New executive director values community connections, cooperation
By Ashley Ahearn
Jasmine Minbashian saw firsthand what being a citizen of the Methow Valley felt like when the Twisp River Fire forced her and her family to evacuate in 2015.
“The way the community supported us was such a beautiful thing. I’ve seen this community come together in such impressive ways around fires. It’s humbled me and brought me to tears,” Minbashian said. “I feel like that spirit of working together is really important to me.”
This week, Minbashian takes the reins of the Methow Valley Citizens Council (MVCC) as its new executive director, and plans to build on that spirit of working together, especially in the face of climate change.
The nonprofit came into existence in the early 1970s around a citizen-led effort to stop a large ski resort from being built in Mazama. Now, with roughly 500 members, its mission is to “raise a strong community voice to protect the natural environment and rural character of the Methow Valley”.
But that voice is not always unified. Environmentalists sometimes have very different ideas about how land and natural resources should be managed than those who live and work on the land. Minbashian acknowledges those different perspectives — and the tension that can arise there — and has spent much of her career in nonprofit work trying to bridge those political and cultural divides. As she looks to the future of MVCC, she sees a big opportunity to continue that work here in the Methow.
“We all love this valley and the qualities of this valley — the rural character of it, the wide-open spaces, the wildlife — no matter who you are.
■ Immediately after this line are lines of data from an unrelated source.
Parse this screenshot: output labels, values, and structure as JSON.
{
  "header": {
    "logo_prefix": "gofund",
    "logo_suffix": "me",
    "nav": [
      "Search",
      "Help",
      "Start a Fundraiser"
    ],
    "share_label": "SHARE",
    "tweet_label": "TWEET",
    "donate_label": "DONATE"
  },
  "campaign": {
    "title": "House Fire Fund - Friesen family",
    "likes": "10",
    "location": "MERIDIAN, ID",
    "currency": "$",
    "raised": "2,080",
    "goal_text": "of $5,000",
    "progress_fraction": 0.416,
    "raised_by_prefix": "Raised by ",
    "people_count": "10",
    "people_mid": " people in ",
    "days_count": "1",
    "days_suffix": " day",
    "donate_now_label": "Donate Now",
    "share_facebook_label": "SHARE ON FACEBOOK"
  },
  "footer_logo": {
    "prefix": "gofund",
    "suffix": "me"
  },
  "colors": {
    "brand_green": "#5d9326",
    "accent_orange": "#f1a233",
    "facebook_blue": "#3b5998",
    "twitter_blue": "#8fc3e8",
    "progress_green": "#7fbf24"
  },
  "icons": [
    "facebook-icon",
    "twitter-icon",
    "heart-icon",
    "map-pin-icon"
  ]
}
The differences come from how we achieve goals and get to where we need to be, and that’s a manageable problem,” Minbashian said.
Minbashian grew up in Seattle and earned her undergraduate degree in environmental policy at the Huxley School at Western Washington University. She has worked in the nonprofit world for more than 20 years, focusing on conservation issues including wilderness connectivity, biodiversity, old growth forest protection and wolf reintroduction — perhaps some of the most controversial and divisive environmental issues in the Northwest.
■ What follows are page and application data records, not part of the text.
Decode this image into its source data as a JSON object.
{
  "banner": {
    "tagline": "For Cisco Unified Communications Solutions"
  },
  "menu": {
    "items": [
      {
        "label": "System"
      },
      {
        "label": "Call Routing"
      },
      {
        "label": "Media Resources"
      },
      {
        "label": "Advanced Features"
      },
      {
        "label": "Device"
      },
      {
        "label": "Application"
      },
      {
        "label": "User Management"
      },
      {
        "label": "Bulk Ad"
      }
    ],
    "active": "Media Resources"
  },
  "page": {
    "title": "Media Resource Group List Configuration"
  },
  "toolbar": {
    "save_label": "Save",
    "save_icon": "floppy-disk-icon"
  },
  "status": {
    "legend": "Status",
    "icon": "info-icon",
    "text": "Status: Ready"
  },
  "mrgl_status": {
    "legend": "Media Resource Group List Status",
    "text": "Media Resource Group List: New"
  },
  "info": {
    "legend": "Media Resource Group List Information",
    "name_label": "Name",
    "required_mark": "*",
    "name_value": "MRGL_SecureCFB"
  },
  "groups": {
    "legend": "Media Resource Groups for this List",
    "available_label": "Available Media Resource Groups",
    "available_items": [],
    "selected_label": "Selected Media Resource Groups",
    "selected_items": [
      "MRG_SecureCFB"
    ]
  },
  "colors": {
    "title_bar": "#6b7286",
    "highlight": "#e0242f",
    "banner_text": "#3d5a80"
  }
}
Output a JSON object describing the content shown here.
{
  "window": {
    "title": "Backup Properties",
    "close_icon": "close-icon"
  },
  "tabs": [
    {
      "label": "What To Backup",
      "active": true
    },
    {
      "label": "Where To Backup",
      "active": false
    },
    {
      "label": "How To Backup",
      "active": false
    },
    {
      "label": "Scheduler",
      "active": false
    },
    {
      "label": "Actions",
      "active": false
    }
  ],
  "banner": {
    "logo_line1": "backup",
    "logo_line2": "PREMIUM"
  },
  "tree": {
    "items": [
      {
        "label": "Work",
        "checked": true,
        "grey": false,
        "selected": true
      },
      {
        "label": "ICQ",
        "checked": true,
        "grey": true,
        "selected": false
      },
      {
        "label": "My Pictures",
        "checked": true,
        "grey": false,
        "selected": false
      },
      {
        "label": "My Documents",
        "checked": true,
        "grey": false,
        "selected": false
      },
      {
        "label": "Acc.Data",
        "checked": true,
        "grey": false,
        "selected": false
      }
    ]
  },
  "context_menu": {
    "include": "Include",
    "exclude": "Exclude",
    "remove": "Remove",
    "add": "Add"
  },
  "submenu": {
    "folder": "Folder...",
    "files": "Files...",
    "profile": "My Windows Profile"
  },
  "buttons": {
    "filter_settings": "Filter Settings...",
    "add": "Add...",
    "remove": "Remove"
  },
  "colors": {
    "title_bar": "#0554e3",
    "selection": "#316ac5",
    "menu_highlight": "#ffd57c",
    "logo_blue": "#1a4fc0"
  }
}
She says she’s always been drawn to those tension points and operates from a deep desire to find common ground among various stakeholders on an issue.
In the late 1990s, Minbashian helped build a coalition of 13 environmental groups that wanted to protect old growth forests in the Gifford Pinchot forest of southwestern Washington. Minbashian remembers that the strategy among environmental groups at the time was mainly to file lawsuits in order to stop logging.
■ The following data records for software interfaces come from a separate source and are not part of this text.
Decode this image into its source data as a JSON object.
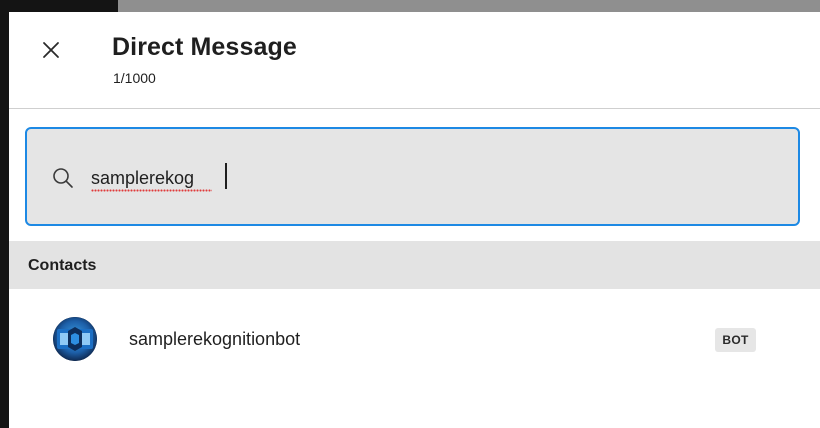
{
  "dialog": {
    "title": "Direct Message",
    "counter": "1/1000",
    "close_icon": "close-icon"
  },
  "search": {
    "value": "samplerekog",
    "icon": "search-icon",
    "focus_color": "#1d89e4",
    "spellcheck_flag_color": "#e03a3a"
  },
  "sections": {
    "contacts_label": "Contacts"
  },
  "contacts": [
    {
      "name": "samplerekognitionbot",
      "badge": "BOT",
      "avatar_icon": "aws-rekognition-icon"
    }
  ],
  "colors": {
    "accent": "#1d89e4",
    "section_background": "#e3e3e3",
    "search_background": "#e5e5e5",
    "avatar_background": "#0b1c3c"
  }
}
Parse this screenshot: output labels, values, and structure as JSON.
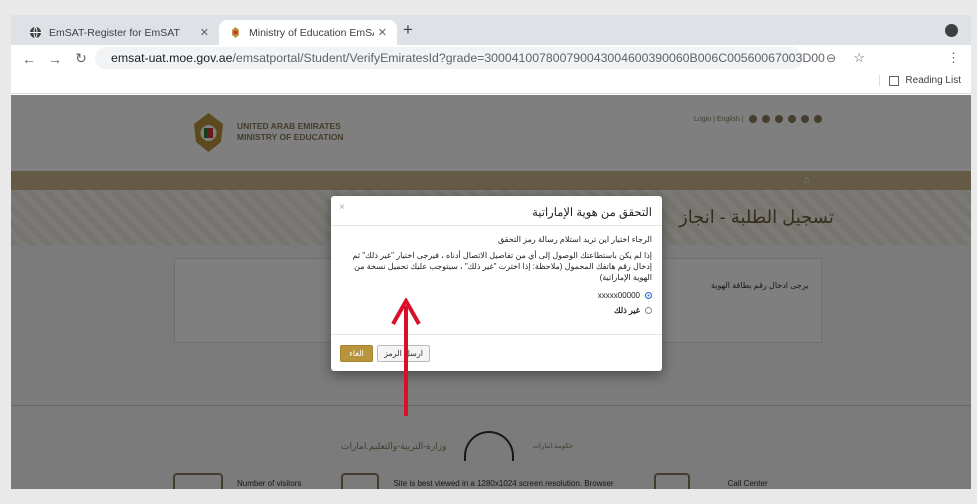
{
  "browser": {
    "tabs": [
      {
        "title": "EmSAT-Register for EmSAT",
        "icon": "globe-icon",
        "active": false
      },
      {
        "title": "Ministry of Education EmSAT -",
        "icon": "uae-emblem-icon",
        "active": true
      }
    ],
    "new_tab_label": "+",
    "url_host": "emsat-uat.moe.gov.ae",
    "url_path": "/emsatportal/Student/VerifyEmiratesId?grade=300041007800790043004600390060B006C00560067003D00",
    "reading_list_label": "Reading List"
  },
  "site": {
    "org_line1": "UNITED ARAB EMIRATES",
    "org_line2": "MINISTRY OF EDUCATION",
    "top_links": "Login | English |",
    "page_title": "تسجيل الطلبة - انجاز",
    "id_hint": "يرجى ادخال رقم بطاقة الهوية",
    "footer_moe": "وزارة-التربية-والتعليم.امارات",
    "footer_gov": "حكومة.امارات",
    "visitors_label": "Number of visitors",
    "resolution_note": "Site is best viewed in a 1280x1024 screen resolution. Browser",
    "call_center_label": "Call Center"
  },
  "modal": {
    "title": "التحقق من هوية الإماراتية",
    "question": "الرجاء اختيار اين تريد استلام رسالة رمز التحقق",
    "explanation": "إذا لم يكن باستطاعتك الوصول إلى أي من تفاصيل الاتصال أدناه ، فيرجى اختيار \"غير ذلك\" ثم إدخال رقم هاتفك المحمول (ملاحظة: إذا اخترت \"غير ذلك\" ، سيتوجب عليك تحميل نسخة من الهوية الإماراتية)",
    "option_phone": "xxxxx00000",
    "option_other": "غير ذلك",
    "selected": "option_phone",
    "send_label": "ارسل الرمز",
    "cancel_label": "الغاء",
    "close_label": "×"
  },
  "annotation": {
    "arrow_color": "#d8102a"
  },
  "colors": {
    "gold": "#b8943c",
    "accent_blue": "#2f6fcf"
  }
}
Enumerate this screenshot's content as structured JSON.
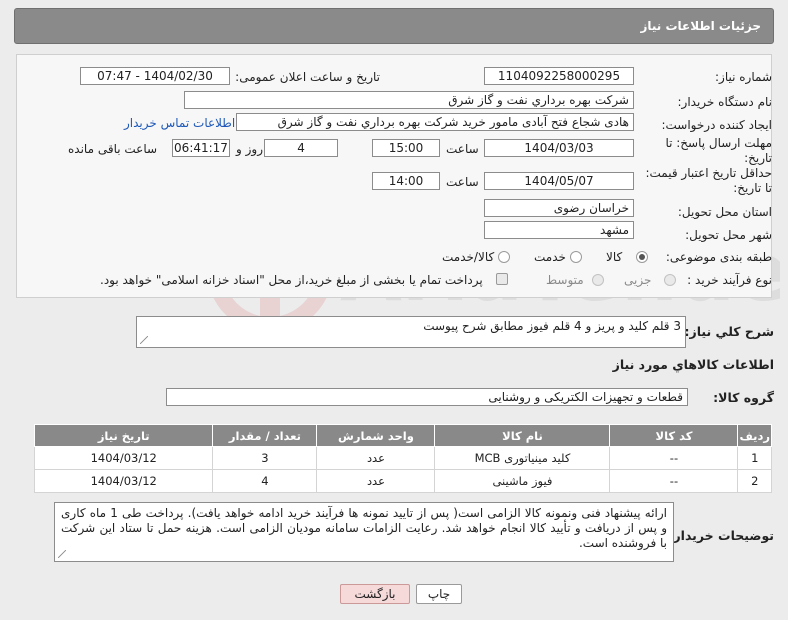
{
  "header": {
    "title": "جزئیات اطلاعات نیاز"
  },
  "form": {
    "need_number": {
      "label": "شماره نیاز:",
      "value": "1104092258000295"
    },
    "announce_datetime": {
      "label": "تاریخ و ساعت اعلان عمومی:",
      "value": "1404/02/30 - 07:47"
    },
    "buyer_org": {
      "label": "نام دستگاه خریدار:",
      "value": "شرکت بهره برداري نفت و گاز شرق"
    },
    "creator": {
      "label": "ایجاد کننده درخواست:",
      "value": "هادی شجاع فتح آبادی مامور خرید شرکت بهره برداري نفت و گاز شرق",
      "contact_link": "اطلاعات تماس خریدار"
    },
    "reply_deadline": {
      "label_line1": "مهلت ارسال پاسخ: تا",
      "label_line2": "تاریخ:",
      "date": "1404/03/03",
      "time_label": "ساعت",
      "time": "15:00",
      "days": "4",
      "days_label": "روز و",
      "remaining": "06:41:17",
      "remaining_label": "ساعت باقی مانده"
    },
    "price_validity": {
      "label_line1": "حداقل تاریخ اعتبار قیمت:",
      "label_line2": "تا تاریخ:",
      "date": "1404/05/07",
      "time_label": "ساعت",
      "time": "14:00"
    },
    "delivery_province": {
      "label": "استان محل تحویل:",
      "value": "خراسان رضوی"
    },
    "delivery_city": {
      "label": "شهر محل تحویل:",
      "value": "مشهد"
    },
    "category": {
      "label": "طبقه بندی موضوعی:",
      "options": [
        "کالا",
        "خدمت",
        "کالا/خدمت"
      ],
      "selected": "کالا"
    },
    "purchase_type": {
      "label": "نوع فرآیند خرید :",
      "options": [
        "جزیی",
        "متوسط"
      ],
      "note": "پرداخت تمام یا بخشی از مبلغ خرید،از محل \"اسناد خزانه اسلامی\" خواهد بود."
    }
  },
  "description": {
    "label": "شرح كلي نياز:",
    "value": "3 قلم کلید و پریز و 4 قلم فیوز مطابق شرح پیوست"
  },
  "goods_info": {
    "title": "اطلاعات كالاهاي مورد نياز",
    "group_label": "گروه كالا:",
    "group_value": "قطعات و تجهیزات الکتریکی و روشنایی",
    "columns": [
      "ردیف",
      "کد کالا",
      "نام کالا",
      "واحد شمارش",
      "تعداد / مقدار",
      "تاریخ نیاز"
    ],
    "rows": [
      {
        "index": "1",
        "code": "--",
        "name": "کلید مینیاتوری MCB",
        "unit": "عدد",
        "qty": "3",
        "date": "1404/03/12"
      },
      {
        "index": "2",
        "code": "--",
        "name": "فیوز ماشینی",
        "unit": "عدد",
        "qty": "4",
        "date": "1404/03/12"
      }
    ]
  },
  "buyer_notes": {
    "label": "توضیحات خریدار:",
    "value": "ارائه پیشنهاد فنی ونمونه کالا الزامی است( پس از تایید نمونه ها فرآیند خرید  ادامه خواهد یافت). پرداخت طی  1 ماه کاری و پس از دریافت و تأیید کالا انجام خواهد شد. رعایت الزامات سامانه مودیان الزامی است. هزینه حمل تا ستاد این شرکت با فروشنده است."
  },
  "buttons": {
    "print": "چاپ",
    "back": "بازگشت"
  },
  "colors": {
    "header": "#8a8a8a",
    "link": "#1d58b8",
    "back_button_bg": "#f6d9d9"
  }
}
“It was pretty effective but it got to a point where we had to say, ‘Litigation is not the ultimate answer, we have to bring people together to find a longer more durable solution,’” Minbashian said.
So Minbashian started organizing with mill owners and local community members in towns like Randall and Packwood, whose economies were struggling because of environmental limits on logging. She organized field trips where environmentalists and community members would spend time in the woods “standing around kicking dirt and telling stories” — and talking about what the future of the forest could look like. They found common ground, ultimately, that allowed for some logging alongside old growth protection, Minbashian said.
“There were some pretty intense moments and harsh words exchanged but the result was that people came together in this very powerful way and the Gifford Pinchot slowly started moving away from a model of old-growth timber sales and moved towards thinning and second growth logging — and getting onboard with restoration goals that protected water quality,” Minbashian said.
Connecting with people
That experience has shaped Minbashian’s views on working with various stakeholders around environmental issues in a community, and it’s what drew Maggie Coon, the founder of MVCC, to Jasmine as a candidate for the job.
“That’s one of the things that she highlighted a lot in our conversations, is her ability to talk to everybody across the spectrum,” Coon said. “Landowners, farmers and ranchers and people who have lived on the land for a long time, to connect with them. She’s someone who really likes other people and listens to them first, before expressing an opinion or a position.”
Minbashian and her husband bought land on Texas Creek 20 years ago and moved to the valley full-time in 2015 with her daughter, who is now 6. She’s an avid horsewoman and serves on the board of Methow Valley Riding Unlimited, where she is involved with therapeutic riding programs for at-risk kids and women recovering from trauma. She’s always seen horsemanship as a way to connect with people of all walks of life.
“Horses don’t care what political party you belong to, what your beliefs are, religion. When you meet someone else who’s a horse person, there’s some mutual respect that happens, and a common language that we can share. There’s an instant connection,” Minbashian said.
As she looks to the future of the MVCC, Minbashian says she’ll be focusing on getting the next generation of citizens involved on issues like climate change and how to make the valley more resilient to the changes ahead.
She says it comes down to two big issues: fire and water. There are certain things that are inevitable, like the increase of fire cycles and longer, hotter fire seasons. Combine that with a reduction in snowpack and more drought in the years ahead, and Minbashian says there are some tough decisions that will have to be made.
“It comes back to bringing people together and having those conversations and maintaining a culture of respect. It’s a tall order but if it can be done anywhere, it can be done here in the Methow,” Minbashian said. “I think everyone involved with MVCC honors that culture of respect in the community so it’s a matter of creating opportunities to build those bridges, and that’s what I love to do.”